From 1pm-2pm each day there will be a mix of musicians including international artists appearing at the main festival, non-classical artists appearing at The Pumphouse (including Kate Dimbleby, Vagabond Trills, Busking Sharks and Perhaps Contraption) and artists resident at Aldeburgh Music (including Britten–Pears Young Artists and Aldeburgh Young Musicians plus grass-roots acts from Suffolk and beyond). It will include the mass-participation Rabble Chorus, hip hop-inspired drumming group Drumheads, New Orleans-style swing band Tuba Swingy and jazz singer Olivia Castle.
“It’s very much in the spirit of Musicircus but not all happening at the same time in that same wonderful, mad way. It’s a really good opportunity to have that openness and celebration of music and music-making of all different types back on the beach.

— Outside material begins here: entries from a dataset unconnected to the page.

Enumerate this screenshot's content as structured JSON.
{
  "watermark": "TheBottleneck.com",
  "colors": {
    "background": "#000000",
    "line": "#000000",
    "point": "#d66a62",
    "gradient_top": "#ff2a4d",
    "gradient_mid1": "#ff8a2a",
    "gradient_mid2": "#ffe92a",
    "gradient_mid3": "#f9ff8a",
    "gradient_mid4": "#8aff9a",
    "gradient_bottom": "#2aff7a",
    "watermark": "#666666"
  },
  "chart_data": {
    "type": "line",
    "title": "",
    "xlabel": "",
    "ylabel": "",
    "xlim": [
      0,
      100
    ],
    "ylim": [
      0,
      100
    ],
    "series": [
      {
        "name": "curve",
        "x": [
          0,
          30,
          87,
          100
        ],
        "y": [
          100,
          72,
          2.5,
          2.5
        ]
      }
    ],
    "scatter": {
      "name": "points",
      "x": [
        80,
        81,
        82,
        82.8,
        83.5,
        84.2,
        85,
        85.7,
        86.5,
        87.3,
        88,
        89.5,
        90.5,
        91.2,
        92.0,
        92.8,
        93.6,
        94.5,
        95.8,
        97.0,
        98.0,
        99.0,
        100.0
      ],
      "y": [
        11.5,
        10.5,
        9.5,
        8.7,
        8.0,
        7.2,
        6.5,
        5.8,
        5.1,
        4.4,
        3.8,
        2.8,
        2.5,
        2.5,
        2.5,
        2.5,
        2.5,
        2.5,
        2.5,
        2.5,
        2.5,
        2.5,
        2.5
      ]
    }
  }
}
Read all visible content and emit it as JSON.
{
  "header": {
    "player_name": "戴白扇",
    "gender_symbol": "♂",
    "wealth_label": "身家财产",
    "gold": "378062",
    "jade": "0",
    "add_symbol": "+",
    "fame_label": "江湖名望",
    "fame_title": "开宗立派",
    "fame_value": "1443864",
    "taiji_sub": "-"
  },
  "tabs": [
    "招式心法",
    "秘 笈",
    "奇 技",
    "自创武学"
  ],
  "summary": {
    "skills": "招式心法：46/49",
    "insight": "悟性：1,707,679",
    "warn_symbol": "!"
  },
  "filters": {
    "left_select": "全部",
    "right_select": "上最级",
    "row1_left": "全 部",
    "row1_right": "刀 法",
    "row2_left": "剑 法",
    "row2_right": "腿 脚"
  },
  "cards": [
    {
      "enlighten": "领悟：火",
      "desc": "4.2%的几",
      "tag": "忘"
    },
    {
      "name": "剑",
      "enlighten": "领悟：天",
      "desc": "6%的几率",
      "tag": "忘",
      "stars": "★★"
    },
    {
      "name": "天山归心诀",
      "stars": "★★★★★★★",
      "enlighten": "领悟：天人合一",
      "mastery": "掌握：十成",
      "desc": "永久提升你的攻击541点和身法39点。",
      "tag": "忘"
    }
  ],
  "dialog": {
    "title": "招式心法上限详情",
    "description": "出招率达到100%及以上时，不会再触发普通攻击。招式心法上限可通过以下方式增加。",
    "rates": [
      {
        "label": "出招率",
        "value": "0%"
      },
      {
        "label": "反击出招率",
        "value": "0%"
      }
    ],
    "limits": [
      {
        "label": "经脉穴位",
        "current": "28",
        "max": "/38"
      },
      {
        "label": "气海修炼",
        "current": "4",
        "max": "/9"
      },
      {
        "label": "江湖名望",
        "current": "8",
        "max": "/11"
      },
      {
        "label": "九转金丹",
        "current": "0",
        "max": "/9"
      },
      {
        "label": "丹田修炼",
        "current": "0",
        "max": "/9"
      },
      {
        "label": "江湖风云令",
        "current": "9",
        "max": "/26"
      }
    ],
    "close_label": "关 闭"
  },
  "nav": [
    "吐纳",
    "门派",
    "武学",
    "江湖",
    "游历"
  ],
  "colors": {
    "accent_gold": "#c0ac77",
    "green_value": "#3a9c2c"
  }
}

It’s really important it has that informal feel,” added Mr Wright.
The full Bandstand programme will be announced at www.aldeburgh.co.uk in June.
This year’s Snape Proms season was also announced today, with artists from around the UK as well as America, Montenegro, the Netherlands, Romania and Russia performing at the internationally renowned concert hall from August 1-31.
Comprising folk, roots, world, classical, jazz, poetry and family music; headliners include Gabrielle, one of a number of stars making their Snape debut; Billy Bragg, Kate Rusby, John Wilson Orchestra, Beth Nielsen Chapman and Courtney Pine.
The John Wilson Orchestra opens the proms with a celebration of Cole Porter and the Royal Philharmonic Concert Orchestra closes the season with an evening of 1960s pop hits, from Andy Williams to the Beach Boys.
The BBC Concert Orchestra will make a special two-concert visit, with a live broadcast on BBC Radio 2 of Friday Night Is Music Night and a programme of English music including Elgar and Vaughan Williams.
The music of Strauss and Schumann will be performed by the London Philharmonic Orchestra in a special one-off collaboration with the Royal Opera House’s music director Antonio Pappano.
“I’m really excited about Snape Proms this year. I’m really glad we’ve got BBC Radio 2 coming to us live. The BBC Concert Orchestra give us an opportunity, just on those two nights, to reach a million people and we’re going to be part of BBC Music Day on June 5 – getting across the range of music making in Suffolk,” said Mr Wright.
Smaller-scale events see Snape recital debuts from young pianists Benjamin Grosvenor and classical guitarist Miloš Karadagli. Other acts include American baroque orchestra Apollo’s Fire with Alina Ibragimova and two concerts from the Borodin Quartet from Moscow, celebrating its 70th year.
Meanwhile, the family-friendly Come and Sing gives you the chance to sing along with music from the ever-popular film Chitty Chitty Bang Bang.
The annual Poetry Prom, one of the UK’s largest live poetry events and presented by The Poetry Trustone, features Mark Doty and Naomi Shihab Nye.
Mr Wright said: “It’s a wonderful range of music going beyond the traditional classical fare... The atmosphere will be a fun one as ever.”
For the full programme and booking details, visit www.aldeburgh.co.uk